(Stored items from a collection)
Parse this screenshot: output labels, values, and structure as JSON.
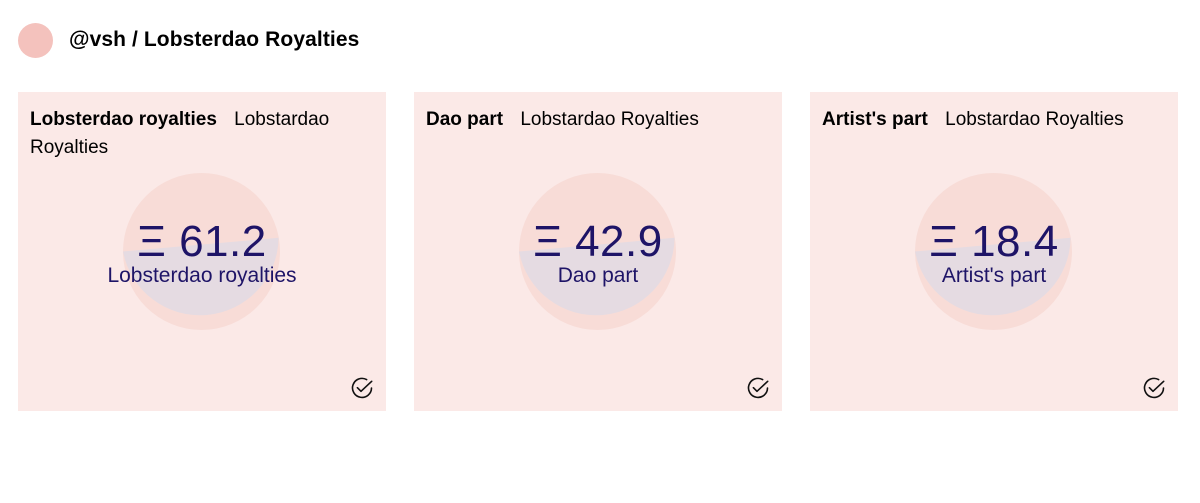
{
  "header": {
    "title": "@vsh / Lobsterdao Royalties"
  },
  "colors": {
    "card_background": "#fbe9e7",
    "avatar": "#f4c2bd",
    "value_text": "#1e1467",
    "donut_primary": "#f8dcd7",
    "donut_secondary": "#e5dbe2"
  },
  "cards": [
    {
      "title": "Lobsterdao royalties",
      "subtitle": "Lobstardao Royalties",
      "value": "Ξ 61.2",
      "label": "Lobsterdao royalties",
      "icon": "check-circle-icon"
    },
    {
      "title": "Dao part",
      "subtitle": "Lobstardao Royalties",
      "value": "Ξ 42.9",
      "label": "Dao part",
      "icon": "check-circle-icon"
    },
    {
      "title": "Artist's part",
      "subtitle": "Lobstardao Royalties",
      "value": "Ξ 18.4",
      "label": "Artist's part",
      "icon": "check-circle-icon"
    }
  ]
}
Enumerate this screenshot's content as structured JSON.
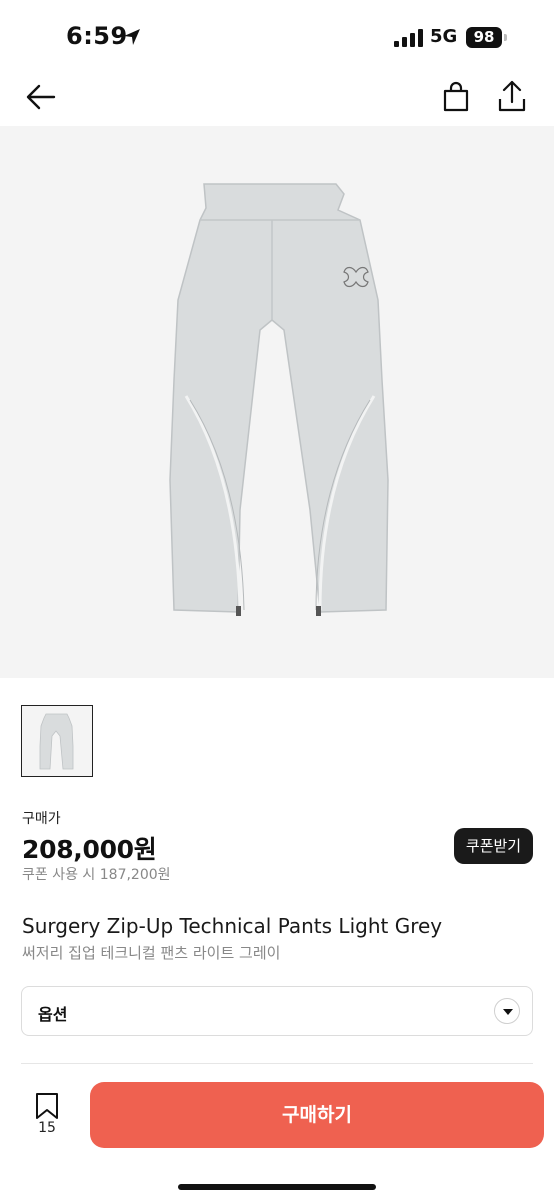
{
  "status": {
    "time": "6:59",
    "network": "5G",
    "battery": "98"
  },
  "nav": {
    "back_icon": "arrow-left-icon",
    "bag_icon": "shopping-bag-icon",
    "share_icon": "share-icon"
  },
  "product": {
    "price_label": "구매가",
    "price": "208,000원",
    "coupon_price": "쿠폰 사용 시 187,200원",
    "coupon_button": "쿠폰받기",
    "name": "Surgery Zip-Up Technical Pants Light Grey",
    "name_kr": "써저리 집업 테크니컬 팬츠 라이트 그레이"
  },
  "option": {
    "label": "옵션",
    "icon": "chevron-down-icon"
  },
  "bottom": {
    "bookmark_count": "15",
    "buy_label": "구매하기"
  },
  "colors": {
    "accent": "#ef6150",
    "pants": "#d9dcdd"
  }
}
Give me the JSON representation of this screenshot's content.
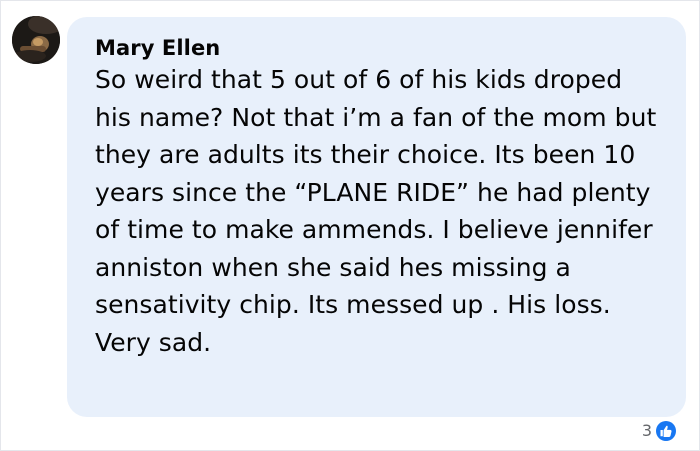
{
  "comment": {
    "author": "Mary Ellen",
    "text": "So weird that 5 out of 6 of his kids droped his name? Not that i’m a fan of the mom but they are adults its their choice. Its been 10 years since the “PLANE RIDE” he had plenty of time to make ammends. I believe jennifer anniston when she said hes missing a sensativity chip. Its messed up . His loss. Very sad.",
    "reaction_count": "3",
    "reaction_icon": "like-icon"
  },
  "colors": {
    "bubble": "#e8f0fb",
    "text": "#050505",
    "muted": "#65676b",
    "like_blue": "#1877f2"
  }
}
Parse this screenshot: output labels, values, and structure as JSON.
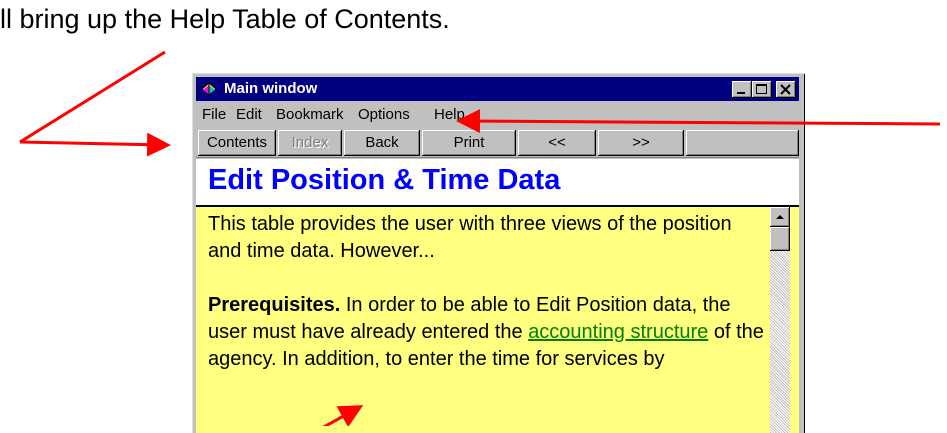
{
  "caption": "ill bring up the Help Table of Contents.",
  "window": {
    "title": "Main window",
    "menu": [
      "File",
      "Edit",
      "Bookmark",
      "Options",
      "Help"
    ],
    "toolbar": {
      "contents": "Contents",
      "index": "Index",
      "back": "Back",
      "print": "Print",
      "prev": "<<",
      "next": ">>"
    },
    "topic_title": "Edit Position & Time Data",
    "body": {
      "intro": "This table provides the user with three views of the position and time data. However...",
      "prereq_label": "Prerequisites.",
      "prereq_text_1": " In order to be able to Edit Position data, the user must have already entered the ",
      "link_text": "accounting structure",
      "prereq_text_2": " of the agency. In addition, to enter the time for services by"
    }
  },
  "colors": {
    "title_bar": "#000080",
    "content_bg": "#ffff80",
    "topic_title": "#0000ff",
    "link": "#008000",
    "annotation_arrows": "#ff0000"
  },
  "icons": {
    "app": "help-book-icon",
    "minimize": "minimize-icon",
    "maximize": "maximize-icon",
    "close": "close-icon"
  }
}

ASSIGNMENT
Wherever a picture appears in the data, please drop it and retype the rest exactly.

TASK RESULT
Parse this screenshot: output labels, values, and structure as JSON.
{
  "header": {
    "title": "@vsh / Lobsterdao Royalties"
  },
  "colors": {
    "card_background": "#fbe9e7",
    "avatar": "#f4c2bd",
    "value_text": "#1e1467",
    "donut_primary": "#f8dcd7",
    "donut_secondary": "#e5dbe2"
  },
  "cards": [
    {
      "title": "Lobsterdao royalties",
      "subtitle": "Lobstardao Royalties",
      "value": "Ξ 61.2",
      "label": "Lobsterdao royalties",
      "icon": "check-circle-icon"
    },
    {
      "title": "Dao part",
      "subtitle": "Lobstardao Royalties",
      "value": "Ξ 42.9",
      "label": "Dao part",
      "icon": "check-circle-icon"
    },
    {
      "title": "Artist's part",
      "subtitle": "Lobstardao Royalties",
      "value": "Ξ 18.4",
      "label": "Artist's part",
      "icon": "check-circle-icon"
    }
  ]
}
Enumerate this screenshot's content as structured JSON.
{
  "status": {
    "time": "6:59",
    "network": "5G",
    "battery": "98"
  },
  "nav": {
    "back_icon": "arrow-left-icon",
    "bag_icon": "shopping-bag-icon",
    "share_icon": "share-icon"
  },
  "product": {
    "price_label": "구매가",
    "price": "208,000원",
    "coupon_price": "쿠폰 사용 시 187,200원",
    "coupon_button": "쿠폰받기",
    "name": "Surgery Zip-Up Technical Pants Light Grey",
    "name_kr": "써저리 집업 테크니컬 팬츠 라이트 그레이"
  },
  "option": {
    "label": "옵션",
    "icon": "chevron-down-icon"
  },
  "bottom": {
    "bookmark_count": "15",
    "buy_label": "구매하기"
  },
  "colors": {
    "accent": "#ef6150",
    "pants": "#d9dcdd"
  }
}
Give me the JSON representation of this screenshot's content.
{
  "comment": {
    "author": "Mary Ellen",
    "text": "So weird that 5 out of 6 of his kids droped his name? Not that i’m a fan of the mom but they are adults its their choice. Its been 10 years since the “PLANE RIDE” he had plenty of time to make ammends. I believe jennifer anniston when she said hes missing a sensativity chip. Its messed up . His loss. Very sad.",
    "reaction_count": "3",
    "reaction_icon": "like-icon"
  },
  "colors": {
    "bubble": "#e8f0fb",
    "text": "#050505",
    "muted": "#65676b",
    "like_blue": "#1877f2"
  }
}
Parse this screenshot: output labels, values, and structure as JSON.
{
  "caption": "ill bring up the Help Table of Contents.",
  "window": {
    "title": "Main window",
    "menu": [
      "File",
      "Edit",
      "Bookmark",
      "Options",
      "Help"
    ],
    "toolbar": {
      "contents": "Contents",
      "index": "Index",
      "back": "Back",
      "print": "Print",
      "prev": "<<",
      "next": ">>"
    },
    "topic_title": "Edit Position & Time Data",
    "body": {
      "intro": "This table provides the user with three views of the position and time data. However...",
      "prereq_label": "Prerequisites.",
      "prereq_text_1": " In order to be able to Edit Position data, the user must have already entered the ",
      "link_text": "accounting structure",
      "prereq_text_2": " of the agency. In addition, to enter the time for services by"
    }
  },
  "colors": {
    "title_bar": "#000080",
    "content_bg": "#ffff80",
    "topic_title": "#0000ff",
    "link": "#008000",
    "annotation_arrows": "#ff0000"
  },
  "icons": {
    "app": "help-book-icon",
    "minimize": "minimize-icon",
    "maximize": "maximize-icon",
    "close": "close-icon"
  }
}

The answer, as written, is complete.